A bill to allow land-based casinos in Indiana faces unclear prospects if it reaches Governor Mike Pence‘s desk.
Pence says he does not want Indiana to expand gambling or shrink it. But he is not revealing how that stance fits with a bill to let riverboat casinos move inland, and add table games to the slot-machine rooms at the state‘s two horse-racing tracks.
Legislators already differ on whether the bill amounts to an expansion of gambling. House Speaker Brian Bosma (R-Indianapolis) says it is, and faces opposition in the House as a result. He says allowing waterfront casinos to move inland would expand gambling, because there‘d be no justification left for denying casinos elsewhere.
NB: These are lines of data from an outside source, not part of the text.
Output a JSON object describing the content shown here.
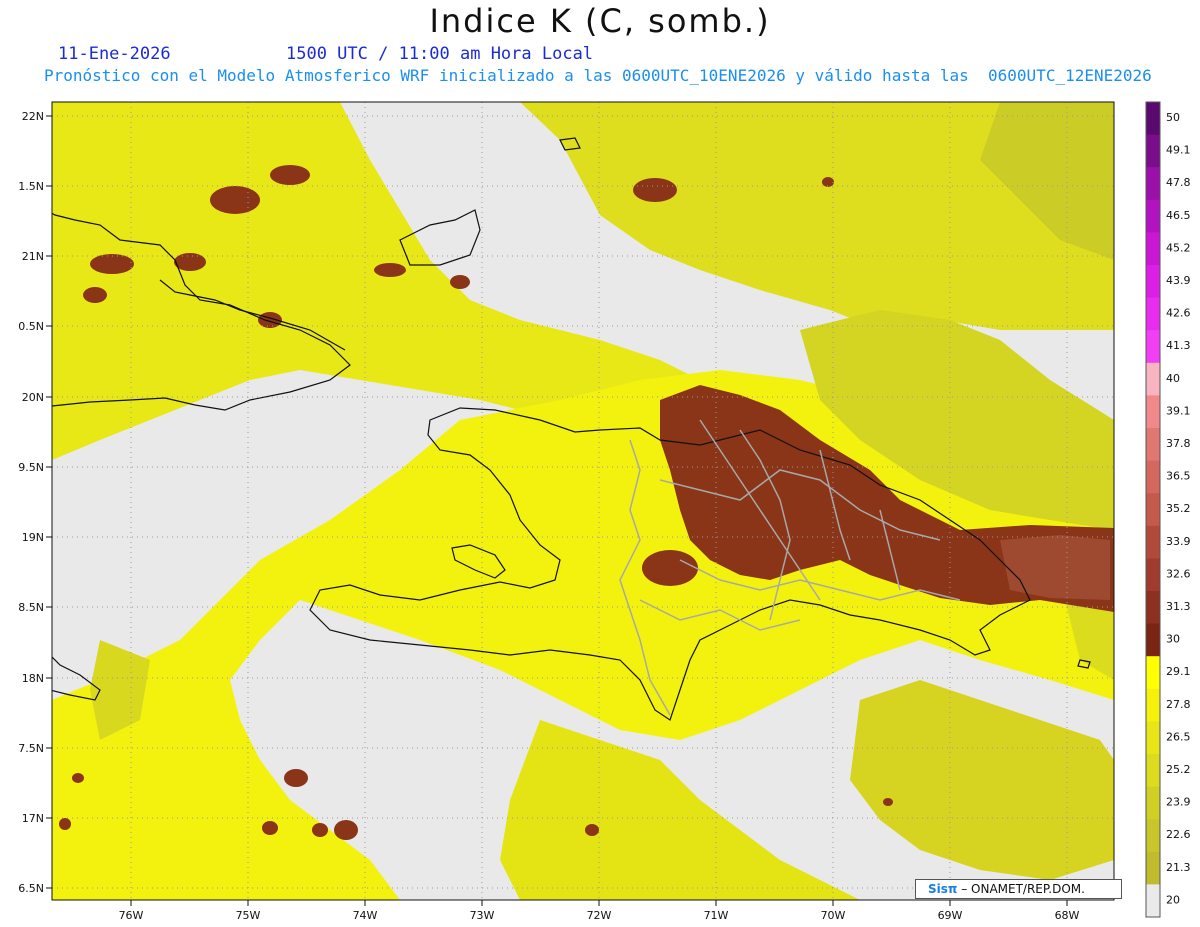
{
  "title": "Indice K (C, somb.)",
  "date": "11-Ene-2026",
  "time_text": "1500 UTC / 11:00 am Hora Local",
  "forecast_text": "Pronóstico con el Modelo Atmosferico WRF inicializado a las 0600UTC_10ENE2026 y válido hasta las  0600UTC_12ENE2026",
  "credit": {
    "logo": "Sisπ",
    "text": "– ONAMET/REP.DOM."
  },
  "lat_labels": [
    "22N",
    "1.5N",
    "21N",
    "0.5N",
    "20N",
    "9.5N",
    "19N",
    "8.5N",
    "18N",
    "7.5N",
    "17N",
    "6.5N"
  ],
  "lon_labels": [
    "76W",
    "75W",
    "74W",
    "73W",
    "72W",
    "71W",
    "70W",
    "69W",
    "68W"
  ],
  "colorbar": {
    "labels": [
      "50",
      "49.1",
      "47.8",
      "46.5",
      "45.2",
      "43.9",
      "42.6",
      "41.3",
      "40",
      "39.1",
      "37.8",
      "36.5",
      "35.2",
      "33.9",
      "32.6",
      "31.3",
      "30",
      "29.1",
      "27.8",
      "26.5",
      "25.2",
      "23.9",
      "22.6",
      "21.3",
      "20"
    ],
    "colors": [
      "#5a0a6e",
      "#7a0d8a",
      "#9a10a8",
      "#b312c0",
      "#cc16d6",
      "#dd1ee6",
      "#e92df0",
      "#f23ef5",
      "#f8b4c0",
      "#f08a8a",
      "#e07872",
      "#d4685e",
      "#c45a4c",
      "#b24a3c",
      "#a03c2e",
      "#8c3020",
      "#7a2414",
      "#ffff00",
      "#f4f20c",
      "#e8e616",
      "#dcdc1e",
      "#d0d024",
      "#c8c62a",
      "#c0bc2e",
      "#eaeaea"
    ]
  }
}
Senate President Pro Tem David Long (R-Fort Wayne) argues the riverboats would be the same casinos they were before. He concedes turning the racinos into full-fledged casinos would expand gambling, but argues that expansion is insignificant.
“We‘ve tried to craft it in such a way that it‘s really not a significant expansion of gaming and really does not cost the taxpayers much,” he says.
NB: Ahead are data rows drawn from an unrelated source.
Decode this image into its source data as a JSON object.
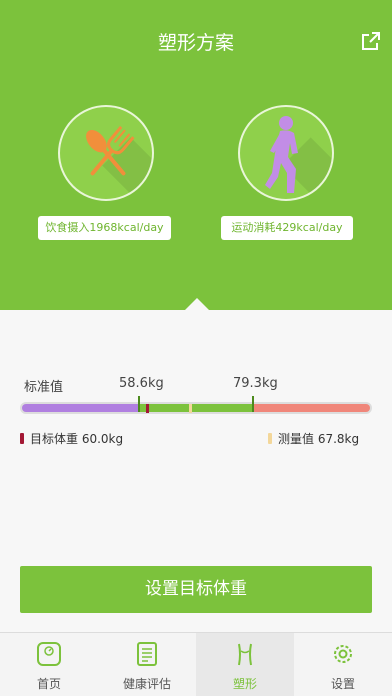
{
  "header": {
    "title": "塑形方案",
    "share_icon": "share-icon",
    "bg_color": "#7cc23c"
  },
  "diet": {
    "icon": "fork-spoon-icon",
    "label": "饮食摄入1968kcal/day"
  },
  "exercise": {
    "icon": "runner-icon",
    "label": "运动消耗429kcal/day"
  },
  "scale": {
    "standard_label": "标准值",
    "lower_bound": "58.6kg",
    "upper_bound": "79.3kg",
    "lower_value": 58.6,
    "upper_value": 79.3,
    "target_value": 60.0,
    "measured_value": 67.8,
    "colors": {
      "under": "#b07fe0",
      "normal": "#7cc23c",
      "over": "#f0867a",
      "target": "#a31834",
      "measured": "#f3d79a"
    }
  },
  "legend": {
    "target": "目标体重 60.0kg",
    "measured": "测量值 67.8kg"
  },
  "action": {
    "set_target_label": "设置目标体重"
  },
  "tabbar": {
    "tabs": [
      {
        "label": "首页",
        "icon": "scale-icon"
      },
      {
        "label": "健康评估",
        "icon": "report-icon"
      },
      {
        "label": "塑形",
        "icon": "body-shape-icon",
        "active": true
      },
      {
        "label": "设置",
        "icon": "gear-icon"
      }
    ]
  }
}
The casinos themselves contend even the racino upgrade is not an expansion, because they offer electronic poker and blackjack already.
The bill also includes tax changes the casinos have sought, including replacing an admissions tax with a flat tax on revenue, and eliminating taxation of promotional “free plays” given out to lure customers.